He then traveled towards the eastern part of the caliphate, eventually gaining admirers and patrons by praising various officials, such as the governor of Arminiya Khalid ibn Yazid al-Shaybani who reportedly gave him 10,000 dirhams on each occasion and financed his travels. Following the death of al-Ma'mun, the newly famous Abu Tamman sought an audience with the new caliph al-Mu'tasim who immediately took him under his wing. After 833 he lived mostly in Baghdad, at the court of the caliph. From Baghdad he visited Khorasan, where he enjoyed the favour of Abdullah ibn Tahir. In approximately 845 he was in Ma'arrat al-Nu'man, where he met the poet al-Buhturi (c. 820–897). He died in Mosul in 845.

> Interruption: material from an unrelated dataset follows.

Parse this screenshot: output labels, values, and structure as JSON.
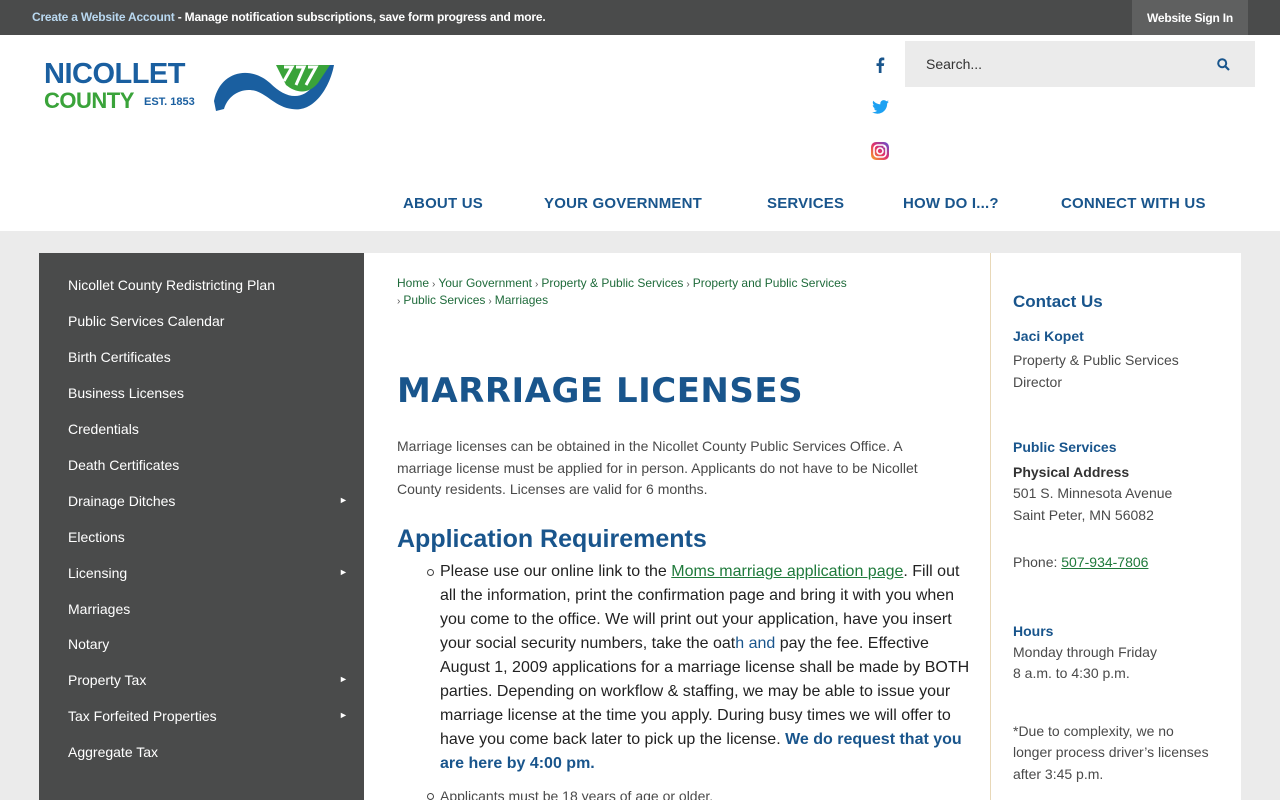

Abu Tammam is best known in literature by his 9th-century compilation of early poems known as the Hamasah. The Hamasah (Arabic: حماسة, "exhortation") is one of the greatest anthologies of Arabic literature ever assembled. Abu Tammam gathered these works together when he was snowbound in Hamadan, where he had access to an excellent library belonging to Abu al-Wafa ibn Salama. There are ten books of poems in the Hamasah, all classified by subject. Some of them are selections from long poems. This is one of the treasuries of early Arabic poetry, and the poems are of exceptional beauty. A later anthology by the same name was compiled by the poet al-Buhturi, and the term has been used in modern times to mean "heroic epic."
The famous poet al-Buhturi, who was a student and contemporary of Abu Tammâm, was also a member of the Tay' tribe. In Arabic literature, these two poets have often been compared with each other. Generally, Abu Tammâm is accepted as the representative of the artificial (masnû') poetry style. On the other hand, his student al-Buhturî is generally regarded as the representative of the natural (matbû‘) poetry genre.
Two other collections of a similar nature are ascribed to Abu Tammam. His own poems have been somewhat neglected owing to the success of his compilations, but they enjoyed great repute in his lifetime. His poems reflect a stylistic break from prevailing oral-based concepts of Arab poetry, often describing historical events and people. They were distinguished for the purity of their style, the merit of the verse, and the excellent manner of treating subjects, and have been linked to the prevailing Mutazilite philosophy of the Abbasid period. His poems were published in Cairo in 1875.
According to the poet Adunis, Abu Tammam "started out from a vision of poetry as a sort of creation of the world through language, comparing the relationship between the poet and the word to the relationship between two lovers, and the act of composing poetry to the sexual act."
- Ibn Ab̄i Tahir Ṭāyfūr and Arabic writerly culture a ninth-century bookman in Baghdad, Routledge Curzon Studies in Arabic and Middle-Eastern Literatures: A Ninth-century Bookman in Baghdad, By Shawkat M. Toorawa, pg. 94
- public domain: Chisholm, Hugh, ed. (1911). "Abu Tammam". Encyclopædia Britannica. Vol. 1 (11th ed.). Cambridge University Press. p. 81. One or more of the preceding sentences incorporates text from a publication now in the
- "Hamasah of Abu Tammam". archiveshub.jisc.ac.uk.
- "Abū Tammām: Syrian poet". Britannica.
- Najashi, Ahmad bin Ali. Rijal of al-Najashi. p. 141.
- Klein-Franke, Felix (1971). "The Hamasa of Abu Tammām". Journal of Arabic Literature. 2: 18. doi:10.1163/157006471X00027.
- Adonis. An Introduction to Arab Poetics, Saqi Books, 1990. pg. 43
- Julie Meisami and Paul Starkey. Encyclopedia of Arabic Literature. Routledge, 1998. pg. 48
- Adonis. An Introduction to Arab Poetics, Saqi Books, 1990. pg. 50